When on May 25, 2006 Nancy Davies published a reporter’s notebook entry on The Narcosphere titled “The Desperate Government in Oaxaca” few observers– other than Davies – saw the regime of Governor Ulises Ruiz Ortiz as desperate.
Ruiz, since coming to power in 2004, had run roughshod over social movements, imprisoned political opponents (the subject of two Narco News video newsreels last February, “Prisoners of ‘Democracy’” and “Marcos Goes to Jail”), violently attacked opposition journalists, and the movements themselves were historically divided. The teachers’ union known as Section 22 went on strike as it had every May 22 for the past quarter-century, but few expected that the 2006 strike would amount to anything more than modest gains.
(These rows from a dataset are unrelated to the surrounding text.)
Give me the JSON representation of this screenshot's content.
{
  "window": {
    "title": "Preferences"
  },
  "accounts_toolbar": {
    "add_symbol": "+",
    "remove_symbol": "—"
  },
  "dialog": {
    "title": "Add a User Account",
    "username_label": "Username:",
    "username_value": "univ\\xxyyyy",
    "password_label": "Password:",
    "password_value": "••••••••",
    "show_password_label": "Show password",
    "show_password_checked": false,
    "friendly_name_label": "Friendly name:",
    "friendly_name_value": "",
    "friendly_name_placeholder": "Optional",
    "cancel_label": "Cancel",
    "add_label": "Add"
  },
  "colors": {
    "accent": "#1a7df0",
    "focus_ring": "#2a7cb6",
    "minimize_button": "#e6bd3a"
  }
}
Davies began what would become more than seven months of nonstop reports with an opening dispatch: “Oaxaca is a perfect example of a place where those in power see the collapse of order – their order. The violence escalates more in line with their fear than with ours. When they start beating up photographers and shoving around elderly women, they must be frantic.”
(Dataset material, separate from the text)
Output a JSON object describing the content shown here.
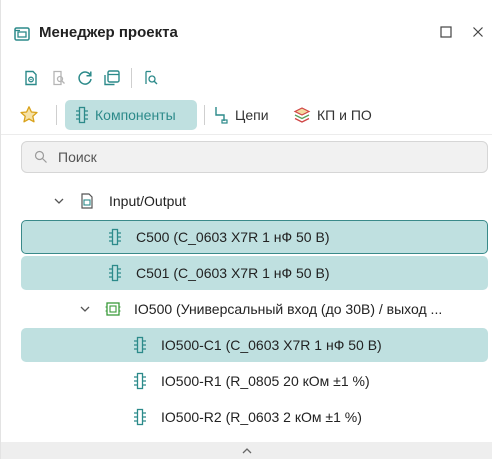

More than seven months later, Oaxaca is world-renowned for the rebellion through which people took back control of the state capitol and other municipalities for more than four months, chased out the repressive state and city police corps and political bosses, seized control of the radio and television airwaves, and constructed an alternative government from below. It was on June 14, when thousands of striking teachers . . .
NarcoNews is offering advance orders of the book for $20 contributions to its Fund for Authentic Journalism. It’s also a way to gauge the size of print run this small publisher should start with.
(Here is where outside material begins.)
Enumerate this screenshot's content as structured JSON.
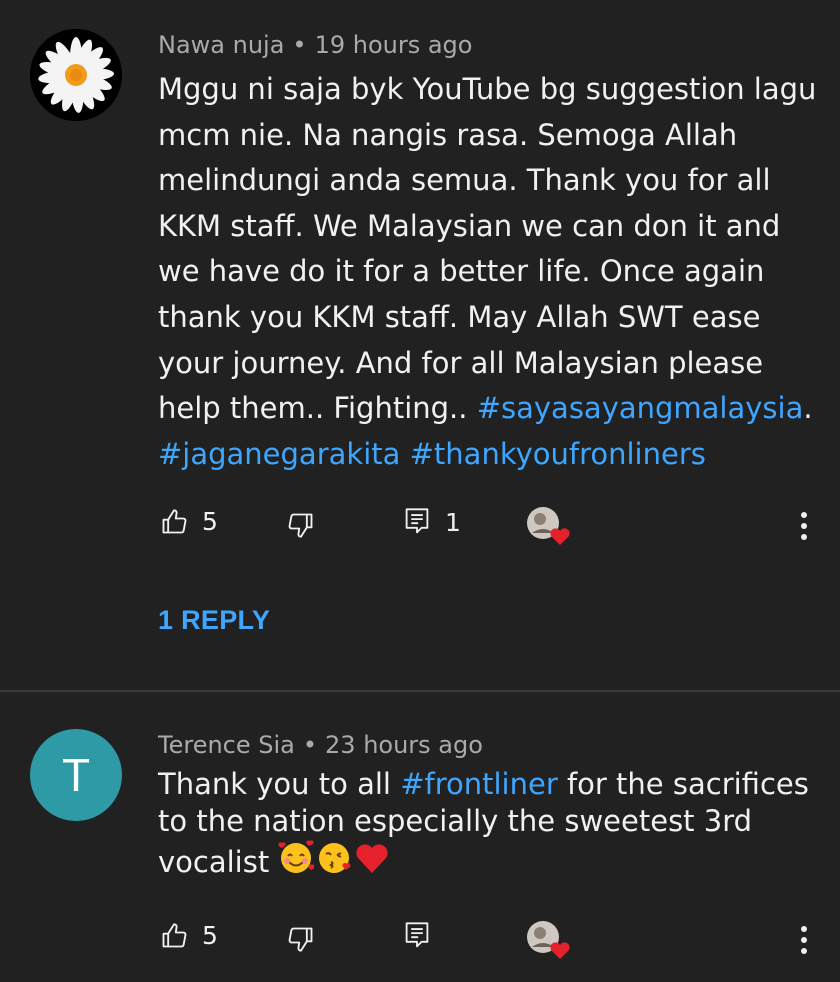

Nancy and her partner George Salzman are two Americans living in Oaxaca since 1999. George writes that they first went there to “‘give it a try’ for six months,” and now,
I now think of myself as a Oaxaqueño — yes, still a gringo — but at heart Oaxaqueño.
He and Nancy have been filing reports from Oaxaca for NarcoNews, Counterpunch, and George’s own website.